Even in the case of dunning management for utility and energy companies, the most successful digital strategies are those that are moving toward increasingly complete personalization. Through accurate, profiled, and interactive credit collection solutions, it is possible to create customer care services tailored to the individual, in a one-to-one dialog, which offer great potential for even more solutions. 

Personalization strategies, for example, can enrich touch points with features that are useful to the customer and valuable for the company. The challenge, in this case, will be about establishing and living a consistent public image while overseeing all available channels (email campaigns, mobile apps, social presence), and developing ad hoc technology tools capable of responding to precise practical needs, such as, for example:

  • reaching the customer in the most timely moments and in the ways that best persuade them;
  • provide all the necessary information;
  • helping the customer proceed with payment of an outstanding debt, enabling him to resolve his debt situation in a simple, transparent, and respectful way.

Managing outstanding payments in the utility world: two original Doxee solutions

For dunning management in the utility market, therefore, advanced solutions are needed that can transform the perception of threatening and ambiguous communications into a more open and conciliatory dialog.

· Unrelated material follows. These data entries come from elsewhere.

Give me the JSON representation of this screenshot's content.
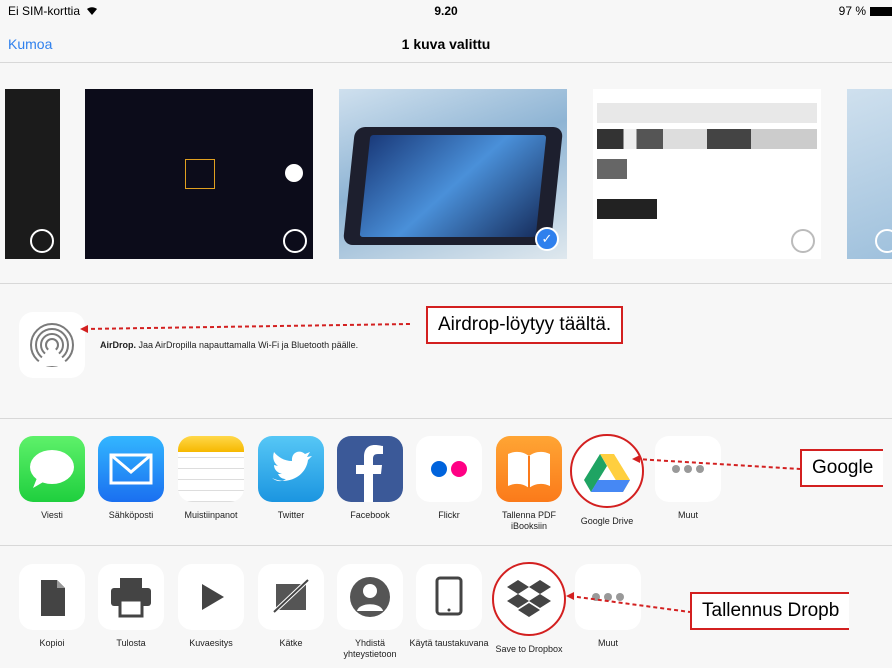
{
  "status_bar": {
    "carrier": "Ei SIM-korttia",
    "wifi_icon": "wifi-icon",
    "time": "9.20",
    "battery": "97 %"
  },
  "nav": {
    "cancel_label": "Kumoa",
    "title": "1 kuva valittu"
  },
  "airdrop": {
    "bold": "AirDrop.",
    "text": "Jaa AirDropilla napauttamalla Wi-Fi ja Bluetooth päälle.",
    "callout": "Airdrop-löytyy täältä."
  },
  "share_apps": [
    {
      "label": "Viesti",
      "icon": "messages-icon"
    },
    {
      "label": "Sähköposti",
      "icon": "mail-icon"
    },
    {
      "label": "Muistiinpanot",
      "icon": "notes-icon"
    },
    {
      "label": "Twitter",
      "icon": "twitter-icon"
    },
    {
      "label": "Facebook",
      "icon": "facebook-icon"
    },
    {
      "label": "Flickr",
      "icon": "flickr-icon"
    },
    {
      "label": "Tallenna PDF iBooksiin",
      "icon": "ibooks-icon"
    },
    {
      "label": "Google Drive",
      "icon": "google-drive-icon"
    },
    {
      "label": "Muut",
      "icon": "more-icon"
    }
  ],
  "share_callout": "Google",
  "actions": [
    {
      "label": "Kopioi",
      "icon": "copy-icon"
    },
    {
      "label": "Tulosta",
      "icon": "print-icon"
    },
    {
      "label": "Kuvaesitys",
      "icon": "play-icon"
    },
    {
      "label": "Kätke",
      "icon": "hide-icon"
    },
    {
      "label": "Yhdistä yhteystietoon",
      "icon": "contact-icon"
    },
    {
      "label": "Käytä taustakuvana",
      "icon": "wallpaper-icon"
    },
    {
      "label": "Save to Dropbox",
      "icon": "dropbox-icon"
    },
    {
      "label": "Muut",
      "icon": "more-icon"
    }
  ],
  "actions_callout": "Tallennus Dropb",
  "colors": {
    "accent": "#2f80ed",
    "callout_red": "#d32020"
  }
}
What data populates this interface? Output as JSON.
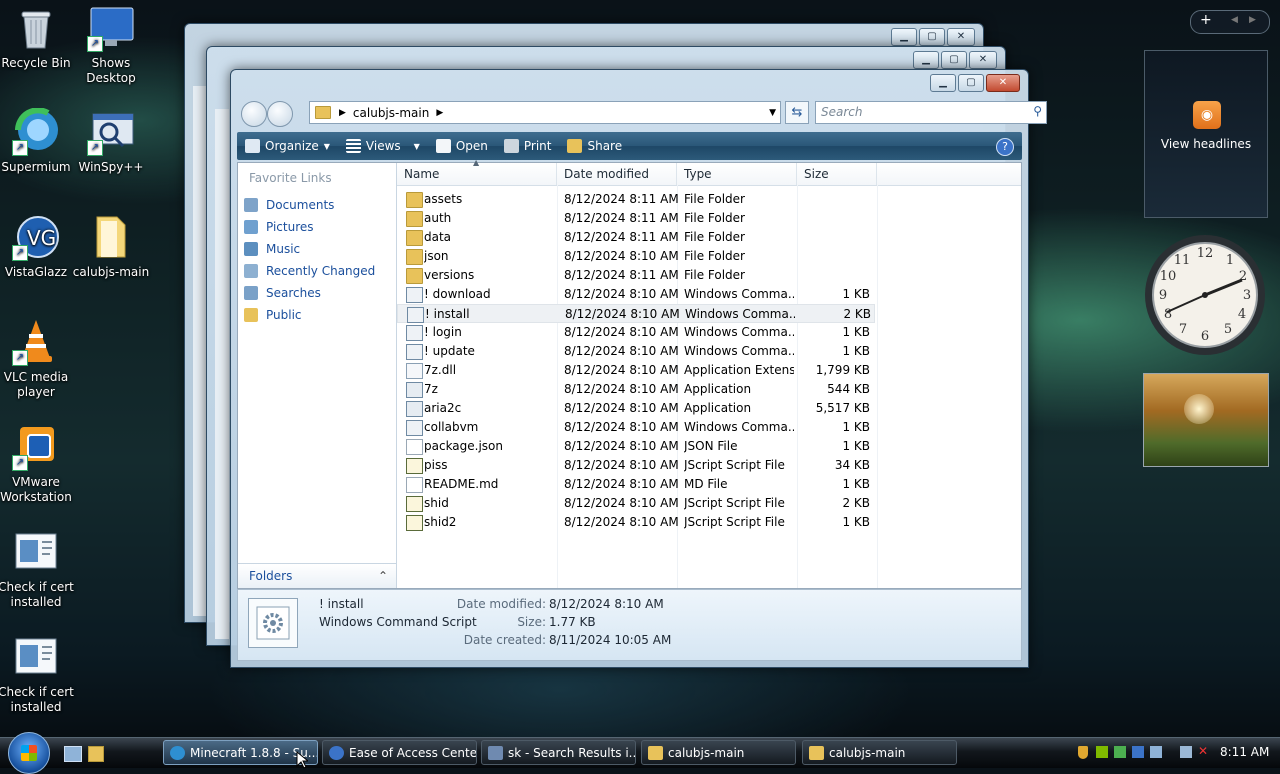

In this sense, the old bill or the dreaded reminder can be a moment of confrontation and represent the beginning of a conversation. Bills and reminders can be transformed into multimedia and interactive tools when communicated through video, for example, and even better if personalized. This is the case of made to measure, omnichannel videos by Doxee Pvideo®  that are sent to each customer. The customer thus benefits from a detailed and clear explanation of the content of the reminder and all items of expenditure, from any device he prefers. The customer can also view his history and decide to pay directly, with a simple tap. 

Doxee Pweb® is another original Doxee product that offers a precise solution to the needs of the utilities sector: a personalized microsite that is generated and distributed for each customer following the billing frequency and using data from CRMs or other internal systems. The microsite can contain consumption data, indications to optimize customer spending, as well as access to customer care and loyalty processes implemented by the company. The microsite can host a PDF copy of the bill or reminder, in compliance with the legal requirements for these types of documents, avoiding any problem of compliance with regulations and with the possibility to close transactions directly in the Doxee Pweb® microsite.

Doxee has been collaborating for years with leading companies in the sector, and it was featured by CIOReview magazine in its 2018 list of the 20 most promising technologies for the world of Utilities, confirming in 2020 as a benchmark of utilities for rapid adoption of digital.